xi's moments
Home | Europe

Eurozone recession 'looking inevitable'

By CHEN WEIHUA in Brussels | China Daily | Updated: 2022-10-26 10:30

Photo taken on June, 1 2022 shows the Euro sculpture in Frankfurt, Germany. [Photo/Xinhua]

More international financial institutions have sounded alarm over the imminent economic recession facing the 19-member eurozone.

S&P Global Market Intelligence said in a report on Monday that the eurozone economy had slipped into a steeper downturn at the start of the fourth quarter, the rate of decline being the fastest since April 2013 except for pandemic lockdowns.

Manufacturing sectors, and in particular energy-intensive sectors, saw the greatest output loss, but services activity also continued to fall at an accelerated rate amid the ongoing cost-of-living crisis and broad-based economic uncertainty, the report said.

Germany witnessed the steepest economic contraction while growth in France merely stalled.

Chris Williamson, chief business economist at S&P Global Market Intelligence, said although supply shortages showed further signs of easing, inflationary pressures remained high amid hefty energy costs and upward wage pressures.

He said that business confidence in the year ahead "remained mired" at one of the lowest levels seen over the past two years.

"The eurozone economy looks set to contract in the fourth quarter given the steeping loss of output and deteriorated demand … adding to speculation that a recession is looking increasingly inevitable," he said.

The purchasing managers' index, or PMI, of the eurozone fell to 47.1 from 48.1 in September, while Germany's PMI declined from 45.7 to 44.1. A PMI reading under 50 represents a contraction.

High inflation

Inflation in the eurozone hit 9.9 percent in September, in sharp contrast to the 2 percent target set by the European Central Bank.

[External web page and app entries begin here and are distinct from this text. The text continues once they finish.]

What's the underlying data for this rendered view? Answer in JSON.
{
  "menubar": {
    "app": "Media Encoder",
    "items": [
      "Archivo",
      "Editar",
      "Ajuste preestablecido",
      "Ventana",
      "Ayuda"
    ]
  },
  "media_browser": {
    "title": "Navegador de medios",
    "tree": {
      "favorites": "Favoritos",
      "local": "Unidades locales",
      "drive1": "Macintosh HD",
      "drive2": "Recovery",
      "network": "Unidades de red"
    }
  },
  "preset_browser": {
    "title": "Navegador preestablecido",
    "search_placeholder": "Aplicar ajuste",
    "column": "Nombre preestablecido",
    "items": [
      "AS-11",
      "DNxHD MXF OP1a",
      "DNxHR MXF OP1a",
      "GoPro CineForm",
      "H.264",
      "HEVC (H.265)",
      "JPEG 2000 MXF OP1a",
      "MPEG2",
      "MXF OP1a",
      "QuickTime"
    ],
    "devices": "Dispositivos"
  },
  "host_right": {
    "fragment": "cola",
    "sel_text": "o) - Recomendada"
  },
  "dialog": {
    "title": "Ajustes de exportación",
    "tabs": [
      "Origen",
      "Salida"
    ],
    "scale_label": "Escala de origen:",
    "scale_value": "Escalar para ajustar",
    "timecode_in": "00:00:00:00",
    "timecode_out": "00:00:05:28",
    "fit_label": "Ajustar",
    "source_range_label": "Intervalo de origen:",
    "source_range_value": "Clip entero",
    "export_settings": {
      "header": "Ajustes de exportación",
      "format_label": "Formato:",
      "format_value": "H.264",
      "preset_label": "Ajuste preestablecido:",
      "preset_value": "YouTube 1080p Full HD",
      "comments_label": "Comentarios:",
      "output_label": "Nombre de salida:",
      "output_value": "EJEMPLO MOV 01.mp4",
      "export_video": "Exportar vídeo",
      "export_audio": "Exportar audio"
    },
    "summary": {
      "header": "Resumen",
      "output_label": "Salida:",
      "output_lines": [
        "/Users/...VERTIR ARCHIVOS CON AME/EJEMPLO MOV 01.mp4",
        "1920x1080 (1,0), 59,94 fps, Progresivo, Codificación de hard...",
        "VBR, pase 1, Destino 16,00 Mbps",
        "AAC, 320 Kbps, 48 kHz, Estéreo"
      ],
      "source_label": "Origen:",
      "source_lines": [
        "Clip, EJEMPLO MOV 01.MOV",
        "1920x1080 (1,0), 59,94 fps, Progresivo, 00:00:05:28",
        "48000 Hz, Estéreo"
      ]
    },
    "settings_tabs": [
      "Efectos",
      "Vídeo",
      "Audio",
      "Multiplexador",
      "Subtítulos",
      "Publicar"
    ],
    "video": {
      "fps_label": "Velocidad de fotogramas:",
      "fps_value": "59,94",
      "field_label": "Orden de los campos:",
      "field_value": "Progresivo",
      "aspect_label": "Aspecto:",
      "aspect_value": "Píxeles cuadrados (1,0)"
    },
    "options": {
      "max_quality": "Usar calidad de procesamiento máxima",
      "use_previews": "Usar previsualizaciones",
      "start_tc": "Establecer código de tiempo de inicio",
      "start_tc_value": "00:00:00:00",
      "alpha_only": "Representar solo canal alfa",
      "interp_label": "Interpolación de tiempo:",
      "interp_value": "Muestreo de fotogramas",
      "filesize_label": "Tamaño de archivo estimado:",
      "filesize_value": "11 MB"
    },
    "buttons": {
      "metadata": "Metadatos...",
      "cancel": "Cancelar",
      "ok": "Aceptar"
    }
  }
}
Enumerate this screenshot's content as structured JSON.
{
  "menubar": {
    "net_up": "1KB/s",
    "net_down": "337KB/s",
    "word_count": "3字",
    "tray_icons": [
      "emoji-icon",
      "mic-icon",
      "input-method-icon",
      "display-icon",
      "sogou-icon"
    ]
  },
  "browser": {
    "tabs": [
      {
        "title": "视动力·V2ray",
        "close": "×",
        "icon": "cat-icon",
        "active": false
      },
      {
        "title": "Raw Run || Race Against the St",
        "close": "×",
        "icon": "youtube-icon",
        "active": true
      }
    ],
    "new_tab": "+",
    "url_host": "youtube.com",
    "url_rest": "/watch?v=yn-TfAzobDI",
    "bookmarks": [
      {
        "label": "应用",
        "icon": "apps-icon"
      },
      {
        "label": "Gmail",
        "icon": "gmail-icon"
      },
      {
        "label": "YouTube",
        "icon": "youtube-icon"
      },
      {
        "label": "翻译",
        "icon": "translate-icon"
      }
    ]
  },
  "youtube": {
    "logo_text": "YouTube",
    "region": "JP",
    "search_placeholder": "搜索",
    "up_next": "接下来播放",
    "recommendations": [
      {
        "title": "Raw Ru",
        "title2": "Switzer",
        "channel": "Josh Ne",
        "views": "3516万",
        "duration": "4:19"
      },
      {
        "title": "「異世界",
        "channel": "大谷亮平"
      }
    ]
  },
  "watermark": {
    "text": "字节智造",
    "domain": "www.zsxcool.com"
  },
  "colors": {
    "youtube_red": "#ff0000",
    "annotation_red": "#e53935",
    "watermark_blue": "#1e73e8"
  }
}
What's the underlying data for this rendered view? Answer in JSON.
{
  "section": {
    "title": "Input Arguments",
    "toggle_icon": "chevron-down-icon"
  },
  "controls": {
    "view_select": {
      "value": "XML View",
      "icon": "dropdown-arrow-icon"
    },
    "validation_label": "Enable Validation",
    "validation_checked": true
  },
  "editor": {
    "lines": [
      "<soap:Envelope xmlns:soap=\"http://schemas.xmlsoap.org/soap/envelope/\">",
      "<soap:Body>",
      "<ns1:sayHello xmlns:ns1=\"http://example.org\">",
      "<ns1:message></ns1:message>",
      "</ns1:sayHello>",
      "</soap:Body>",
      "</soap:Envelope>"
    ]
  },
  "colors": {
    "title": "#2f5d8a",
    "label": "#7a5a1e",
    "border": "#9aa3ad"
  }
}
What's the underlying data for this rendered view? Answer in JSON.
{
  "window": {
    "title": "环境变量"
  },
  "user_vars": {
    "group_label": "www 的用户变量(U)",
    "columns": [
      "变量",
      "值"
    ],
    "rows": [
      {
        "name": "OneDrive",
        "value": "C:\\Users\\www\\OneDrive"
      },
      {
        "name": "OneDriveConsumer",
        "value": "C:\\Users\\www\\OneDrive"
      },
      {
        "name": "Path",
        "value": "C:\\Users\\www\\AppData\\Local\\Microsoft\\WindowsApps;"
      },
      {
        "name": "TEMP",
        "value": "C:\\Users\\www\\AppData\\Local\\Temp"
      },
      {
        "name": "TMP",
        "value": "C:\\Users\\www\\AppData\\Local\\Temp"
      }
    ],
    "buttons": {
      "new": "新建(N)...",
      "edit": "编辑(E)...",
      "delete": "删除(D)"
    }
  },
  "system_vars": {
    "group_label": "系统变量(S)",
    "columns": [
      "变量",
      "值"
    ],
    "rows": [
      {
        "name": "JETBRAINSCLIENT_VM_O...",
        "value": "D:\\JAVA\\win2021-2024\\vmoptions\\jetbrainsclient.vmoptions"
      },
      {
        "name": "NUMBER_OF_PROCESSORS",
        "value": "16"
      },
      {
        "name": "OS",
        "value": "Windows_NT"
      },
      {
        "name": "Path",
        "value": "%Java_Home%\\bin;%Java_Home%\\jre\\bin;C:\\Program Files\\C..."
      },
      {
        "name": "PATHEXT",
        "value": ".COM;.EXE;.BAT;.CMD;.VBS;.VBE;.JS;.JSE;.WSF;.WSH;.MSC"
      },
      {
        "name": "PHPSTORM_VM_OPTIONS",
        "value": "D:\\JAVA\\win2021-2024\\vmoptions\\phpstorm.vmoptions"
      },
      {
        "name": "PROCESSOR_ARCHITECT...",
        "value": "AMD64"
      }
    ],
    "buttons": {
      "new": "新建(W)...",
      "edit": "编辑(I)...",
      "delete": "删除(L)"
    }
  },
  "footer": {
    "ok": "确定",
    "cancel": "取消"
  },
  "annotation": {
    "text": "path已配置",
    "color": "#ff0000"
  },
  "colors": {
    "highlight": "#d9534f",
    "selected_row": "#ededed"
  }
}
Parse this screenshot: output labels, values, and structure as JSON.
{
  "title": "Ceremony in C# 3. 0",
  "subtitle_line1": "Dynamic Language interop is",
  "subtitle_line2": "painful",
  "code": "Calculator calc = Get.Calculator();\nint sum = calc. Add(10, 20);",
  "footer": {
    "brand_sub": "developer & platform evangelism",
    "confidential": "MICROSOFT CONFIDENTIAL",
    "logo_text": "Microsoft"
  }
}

The inflation seen by the 27-member European Union last month was even higher, at 10.9 percent.

In its latest World Economic Outlook this month, the International Monetary Fund predicted that key European economies, including Germany and Italy, will next year fall into a "technical recession", meaning two consecutive quarters of negative growth of real GDP.

The German Ministry of Economic Affairs and Climate Action this month marked down its forecasts for 2022 and 2023. It now expects the German economy to grow 1.4 percent this year and to contract by 0.4 percent next year, down from its April forecast of 2.2 and 2.5 percent respectively.

The ECB's governing council, which raised its key interest rates by an unprecedented 75 basis points last month, is expected to hike the rate again on Thursday in a bid to cool inflation.

Rising living costs, high energy prices and fears about energy shortages this winter have sparked protests in many European cities.

Hosuk Lee-Makiyama, director of the Brussels-based European Center for International Political Economy, said that with half of its GDP derived from exports, Germany is one of the most export-dependent economies in the world.

Lai Suetyi, an associate professor in the Center for European Studies at the Guangdong University of Foreign Studies, said the question now is not whether Germany is sliding into a recession, but how long will it last and can the German government pull the country out of it.

She said that it is energy-dependent industries that suffer the most, but it is spreading to their customers and suppliers and eventually to the whole economy, as well as to the EU. "After seeing them survive so many crises, I would not be too pessimistic," Lai said.

Global Edition
Copyright 1995 - . All rights reserved. The content (including but not limited to text, photo, multimedia information, etc) published in this site belongs to China Daily Information Co (CDIC). Without written authorization from CDIC, such content shall not be republished or used in any form. Note: Browsers with 1024*768 or higher resolution are suggested for this site.
License for publishing multimedia online 0108263

Registration Number: 130349